Nigel is not only able to bring you objective information, but also tell you his personal opinion of the company. On a scale of 1–10, Nigel can rate each company’s management team, momentum, product, opportunity, vision and execution.
These ratings are a product of Zirra’s own model. We assembled about 2,000 companies, curated them and scored. On that basis, we created a regression comparative-type model, so that we can look at any company against that set and see where it sits.
Basically, it is the first time someone built a commercial model of successful companies that is used as a benchmark for any new company in the market. This model is being crafted and constantly improved with Zirra’s machine learning capabilities.
Here’s a brief description of the the way Nigel assess team, product and momentum:
Team Rating– Team rating is a factor of the LinkedIn recommendations, record evaluation, social sentiment analysis, success and seniority track record, social media feedback, success as previous entrepreneurs, managers, investors, and more.
Product Rating– Product rating is a factor of customer reviews, analysis of product sentiment on the media, current hirings, Google trends analysis of product searches, IP search, usage metrics (downloads, Similar Web), and others.
Momentum Rating– Momentum rating will rate the company’s progress, pace, and acceleration of translating their vision with execution. Momentum will be rated by Alexa and Similar Web trajectories, funding history, frequency, and sentiment of media & news analysis, usage history of the product, and others.
@nigel, what is the valuation of Delivery Hero?
Requesting Nigel “what is the valuation of X” or “Show me the valuation of X,” or “How much is X valued/worth”, will retrieve the estimated valuation of a company.
Nigel’s valuation process is based on Zirra’s proprietary technology, which involves both Intrinsic and Relative valuation algorithms. The intrinsic data includes revenue and expense estimations, traffic trajectories, investment history, IP history, and velocity, based on aggregated sources. In the relative analysis, data is compared and benchmarked with a database of thousands of companies with correlation to stage, space, size, and trajectory.
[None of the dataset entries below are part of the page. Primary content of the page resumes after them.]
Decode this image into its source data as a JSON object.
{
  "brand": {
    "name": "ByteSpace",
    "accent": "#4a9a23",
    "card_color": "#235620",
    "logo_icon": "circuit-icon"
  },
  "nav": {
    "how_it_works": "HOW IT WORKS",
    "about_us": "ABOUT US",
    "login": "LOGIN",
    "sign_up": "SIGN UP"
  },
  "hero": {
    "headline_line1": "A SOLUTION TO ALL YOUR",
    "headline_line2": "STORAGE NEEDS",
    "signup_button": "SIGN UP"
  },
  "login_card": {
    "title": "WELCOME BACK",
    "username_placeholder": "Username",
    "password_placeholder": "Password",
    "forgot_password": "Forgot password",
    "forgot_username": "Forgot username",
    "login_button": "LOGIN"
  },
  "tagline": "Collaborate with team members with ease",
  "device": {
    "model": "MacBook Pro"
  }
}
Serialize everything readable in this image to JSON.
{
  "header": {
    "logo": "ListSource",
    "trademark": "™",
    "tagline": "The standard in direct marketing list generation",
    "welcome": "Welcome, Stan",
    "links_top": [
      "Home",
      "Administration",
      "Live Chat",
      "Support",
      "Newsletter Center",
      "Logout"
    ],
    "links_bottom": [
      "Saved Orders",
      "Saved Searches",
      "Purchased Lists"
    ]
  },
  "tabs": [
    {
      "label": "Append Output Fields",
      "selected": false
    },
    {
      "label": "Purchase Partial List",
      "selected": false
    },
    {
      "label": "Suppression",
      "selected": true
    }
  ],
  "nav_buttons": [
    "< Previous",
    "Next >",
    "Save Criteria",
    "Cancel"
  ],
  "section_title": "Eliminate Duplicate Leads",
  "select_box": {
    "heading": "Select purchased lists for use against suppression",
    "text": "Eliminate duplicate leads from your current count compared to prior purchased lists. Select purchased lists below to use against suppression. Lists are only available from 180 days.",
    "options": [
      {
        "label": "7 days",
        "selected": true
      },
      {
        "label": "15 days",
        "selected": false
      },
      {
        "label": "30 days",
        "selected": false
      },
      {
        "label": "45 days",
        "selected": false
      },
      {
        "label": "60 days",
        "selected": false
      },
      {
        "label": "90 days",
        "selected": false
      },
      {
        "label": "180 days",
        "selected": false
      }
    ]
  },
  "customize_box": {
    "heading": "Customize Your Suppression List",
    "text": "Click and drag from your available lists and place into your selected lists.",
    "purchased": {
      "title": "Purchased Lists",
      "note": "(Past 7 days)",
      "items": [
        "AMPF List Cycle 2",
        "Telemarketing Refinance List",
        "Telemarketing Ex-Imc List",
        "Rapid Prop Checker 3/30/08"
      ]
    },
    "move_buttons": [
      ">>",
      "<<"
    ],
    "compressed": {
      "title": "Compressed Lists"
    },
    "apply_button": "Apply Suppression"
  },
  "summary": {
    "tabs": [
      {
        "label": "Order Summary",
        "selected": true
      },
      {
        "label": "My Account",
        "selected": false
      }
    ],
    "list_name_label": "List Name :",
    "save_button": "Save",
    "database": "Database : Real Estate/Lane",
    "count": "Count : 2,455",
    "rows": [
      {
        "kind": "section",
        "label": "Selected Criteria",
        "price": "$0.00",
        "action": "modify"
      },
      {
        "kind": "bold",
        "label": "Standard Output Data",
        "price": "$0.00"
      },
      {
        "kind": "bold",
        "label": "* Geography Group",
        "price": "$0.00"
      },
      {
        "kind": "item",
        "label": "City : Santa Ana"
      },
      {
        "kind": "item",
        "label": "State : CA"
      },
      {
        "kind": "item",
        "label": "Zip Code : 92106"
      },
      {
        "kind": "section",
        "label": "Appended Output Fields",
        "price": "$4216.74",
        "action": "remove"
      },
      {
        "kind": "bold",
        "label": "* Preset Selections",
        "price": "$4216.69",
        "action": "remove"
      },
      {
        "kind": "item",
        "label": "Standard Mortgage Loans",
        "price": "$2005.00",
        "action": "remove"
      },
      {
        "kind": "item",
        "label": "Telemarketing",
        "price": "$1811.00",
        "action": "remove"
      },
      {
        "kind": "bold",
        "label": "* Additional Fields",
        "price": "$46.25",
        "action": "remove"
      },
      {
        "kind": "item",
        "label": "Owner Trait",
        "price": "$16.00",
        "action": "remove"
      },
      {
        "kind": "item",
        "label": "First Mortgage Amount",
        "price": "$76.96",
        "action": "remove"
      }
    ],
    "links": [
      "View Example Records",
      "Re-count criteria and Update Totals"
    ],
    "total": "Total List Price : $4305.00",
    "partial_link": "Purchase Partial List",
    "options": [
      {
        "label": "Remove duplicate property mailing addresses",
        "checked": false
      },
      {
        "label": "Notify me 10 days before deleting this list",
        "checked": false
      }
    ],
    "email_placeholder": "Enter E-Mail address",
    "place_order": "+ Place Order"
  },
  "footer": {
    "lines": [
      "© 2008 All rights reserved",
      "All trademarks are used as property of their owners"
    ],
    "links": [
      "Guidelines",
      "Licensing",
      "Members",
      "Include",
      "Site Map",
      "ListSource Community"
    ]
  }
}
Estimated valuations and ratings are not shown automatically. They are visible only to paying customers that order research reports on companies. Before being published, a Zirra analyst reviews the information and provides feedback to the model before they they go on to the final report that is delivered to the paying customer.
Risks & Opportunities
@nigel, show me risks and opportunities for Palantir
We saved the best for last. This last piece of technology is definitely a celebration of insights, such that conclude all of the above parameters within one click. Here’ we’ll now be taking all the data and information we’ve been through before and translate it directly to an output that a human analyst would produce in the traditional model of analysis.
By typing any variation of the words “risks”, “challenges”, or “opportunities for” a company, Nigel will pull out the full list of risks and opportunities for a company. Let’s take Lyft for example, by typing “show me the challenges of Lyft”.
Nigel pull out nine points in three different colors: red (risk points), orange (mild risk points) yellow (neutral), and green (success points).
Red: Risk points include an alert of high direct competition with the names of direct competitors within, and an alert of a multitude of legal problems in recent times.
Orange: Mild risk points include an alert of a few layoffs recently, and a statement about the fact that the company has only a few trademarks and no patents at all.
Yellow: Neutral points include an average number of open positions and the statement that traffic that is neither growing nor declining at the moment.
Green: A recent financial round (in the last 6 months, according to Nigel, which corresponds to the $500 million round last April); An extensive media coverage and a large amount of partnerships.
The risks and opportunities module is produced automatically into company research reports sent to Zirra’s paying customers. Nevertheless, we hope to open it to everyone in the near future, adding more new human-generated-type analysis outputs in the near future. This is what we’re most excited about right now.